Methods: Spinal nerve ligation (SNL; left L5 and L6) was performed to induce neuropathic pain in rats weighing 250–300 g. Experiment 1: one week after implanting the intrathecal catheter, 60 rats were assigned randomly to intrathecal injection with 0.45%, 0.9%, 2.5%, 5%, 10%, and 20% NaCl, followed by behavioral testing at baseline and after 30 minutes, 2 hours, 1 day, and 1 week to determine the minimal concentration which produced maximal analgesia. Experiment 2: after determining the optimal intrathecal hypertonic saline concentration, 60 rats were randomly divided into four groups: Sham, hypertonic saline without pretreatment, and hypertonic saline after pretreatment with one of two GABA receptor antagonists (GABAA [bicuculline], or GABAB [phaclofen]). Behavioral tests were performed at weeks 1 and 3 following each treatment.
Results: Hypertonic saline at concentrations greater than 5% alleviated SNL-induced mechanical allodynia and had a significant therapeutic effect, while showing a partial time- and dose-dependent antinociceptive effect on thermal and cold hyperalgesia. However, pretreatment with GABA receptor antagonists inhibited the antinociceptive effect of 5% NaCl.
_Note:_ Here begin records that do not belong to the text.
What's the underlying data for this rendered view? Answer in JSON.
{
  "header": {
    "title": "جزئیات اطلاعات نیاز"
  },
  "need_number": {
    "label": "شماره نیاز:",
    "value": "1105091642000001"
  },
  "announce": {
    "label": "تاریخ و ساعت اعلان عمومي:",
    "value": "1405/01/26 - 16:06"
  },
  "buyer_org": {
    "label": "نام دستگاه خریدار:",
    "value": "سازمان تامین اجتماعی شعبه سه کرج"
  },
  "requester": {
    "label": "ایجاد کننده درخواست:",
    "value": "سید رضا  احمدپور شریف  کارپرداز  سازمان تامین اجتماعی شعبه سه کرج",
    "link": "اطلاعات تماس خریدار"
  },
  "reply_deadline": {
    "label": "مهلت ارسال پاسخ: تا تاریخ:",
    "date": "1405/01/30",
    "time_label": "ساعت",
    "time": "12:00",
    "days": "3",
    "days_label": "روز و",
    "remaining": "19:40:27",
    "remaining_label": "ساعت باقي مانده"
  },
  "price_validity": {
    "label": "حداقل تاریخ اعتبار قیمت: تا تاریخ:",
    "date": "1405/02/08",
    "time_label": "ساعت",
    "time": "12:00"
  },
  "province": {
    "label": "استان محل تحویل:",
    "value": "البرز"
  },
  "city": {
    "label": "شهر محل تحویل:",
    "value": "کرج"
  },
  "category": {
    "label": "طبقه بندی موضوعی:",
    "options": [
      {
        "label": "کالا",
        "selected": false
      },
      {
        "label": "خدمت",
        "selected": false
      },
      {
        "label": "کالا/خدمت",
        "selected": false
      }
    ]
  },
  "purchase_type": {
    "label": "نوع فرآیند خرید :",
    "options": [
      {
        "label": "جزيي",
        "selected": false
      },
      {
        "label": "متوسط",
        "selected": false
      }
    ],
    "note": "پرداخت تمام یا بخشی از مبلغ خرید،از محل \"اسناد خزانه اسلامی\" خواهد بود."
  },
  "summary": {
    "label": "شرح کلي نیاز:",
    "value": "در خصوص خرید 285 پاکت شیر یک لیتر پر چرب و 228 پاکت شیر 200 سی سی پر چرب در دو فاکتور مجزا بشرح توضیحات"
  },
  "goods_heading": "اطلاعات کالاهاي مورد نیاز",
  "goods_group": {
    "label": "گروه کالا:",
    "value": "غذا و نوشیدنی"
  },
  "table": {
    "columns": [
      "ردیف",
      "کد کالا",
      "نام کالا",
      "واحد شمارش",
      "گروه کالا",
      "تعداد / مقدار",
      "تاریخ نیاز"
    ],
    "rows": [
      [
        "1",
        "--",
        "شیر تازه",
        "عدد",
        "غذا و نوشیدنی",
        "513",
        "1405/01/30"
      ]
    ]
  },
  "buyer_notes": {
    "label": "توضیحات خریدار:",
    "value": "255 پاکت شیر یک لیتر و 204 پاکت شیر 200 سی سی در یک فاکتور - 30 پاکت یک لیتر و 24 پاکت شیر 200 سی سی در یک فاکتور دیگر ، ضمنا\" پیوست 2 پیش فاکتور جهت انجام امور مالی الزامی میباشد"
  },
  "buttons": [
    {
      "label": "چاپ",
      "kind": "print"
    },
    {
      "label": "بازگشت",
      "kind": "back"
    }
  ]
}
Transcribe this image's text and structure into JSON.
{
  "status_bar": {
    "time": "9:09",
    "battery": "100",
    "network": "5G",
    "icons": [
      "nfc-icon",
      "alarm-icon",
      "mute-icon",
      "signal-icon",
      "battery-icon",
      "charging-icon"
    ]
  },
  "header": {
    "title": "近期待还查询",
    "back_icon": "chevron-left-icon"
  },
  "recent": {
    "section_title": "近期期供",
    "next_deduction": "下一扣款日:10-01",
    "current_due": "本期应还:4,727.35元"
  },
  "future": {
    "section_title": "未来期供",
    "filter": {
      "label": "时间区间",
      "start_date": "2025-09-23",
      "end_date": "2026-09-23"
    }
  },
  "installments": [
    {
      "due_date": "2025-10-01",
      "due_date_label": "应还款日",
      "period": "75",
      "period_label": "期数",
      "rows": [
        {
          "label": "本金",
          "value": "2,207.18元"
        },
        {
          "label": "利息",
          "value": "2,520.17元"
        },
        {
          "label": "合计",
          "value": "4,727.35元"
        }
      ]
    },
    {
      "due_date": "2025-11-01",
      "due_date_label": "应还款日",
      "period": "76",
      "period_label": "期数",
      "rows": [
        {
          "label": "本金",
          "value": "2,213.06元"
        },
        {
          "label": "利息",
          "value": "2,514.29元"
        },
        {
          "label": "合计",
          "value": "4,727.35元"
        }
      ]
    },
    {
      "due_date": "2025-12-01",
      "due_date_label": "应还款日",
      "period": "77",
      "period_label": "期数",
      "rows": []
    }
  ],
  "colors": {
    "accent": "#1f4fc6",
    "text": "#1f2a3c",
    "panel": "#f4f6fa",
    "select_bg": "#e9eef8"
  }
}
Conclusions: This study indicates that the optimal concentration of hypertonic saline for controlling mechanical allodynia in neuropathic pain is 5%, and that its analgesic effect is related to GABAA and GABAB receptors.

Keywords: Analgesia, Bicuculline, GABA Antagonists, Hyperalgesia, Hypertonic Saline, Neuralgia, Phaclofen, Receptors, GABA, Injections, Spinal.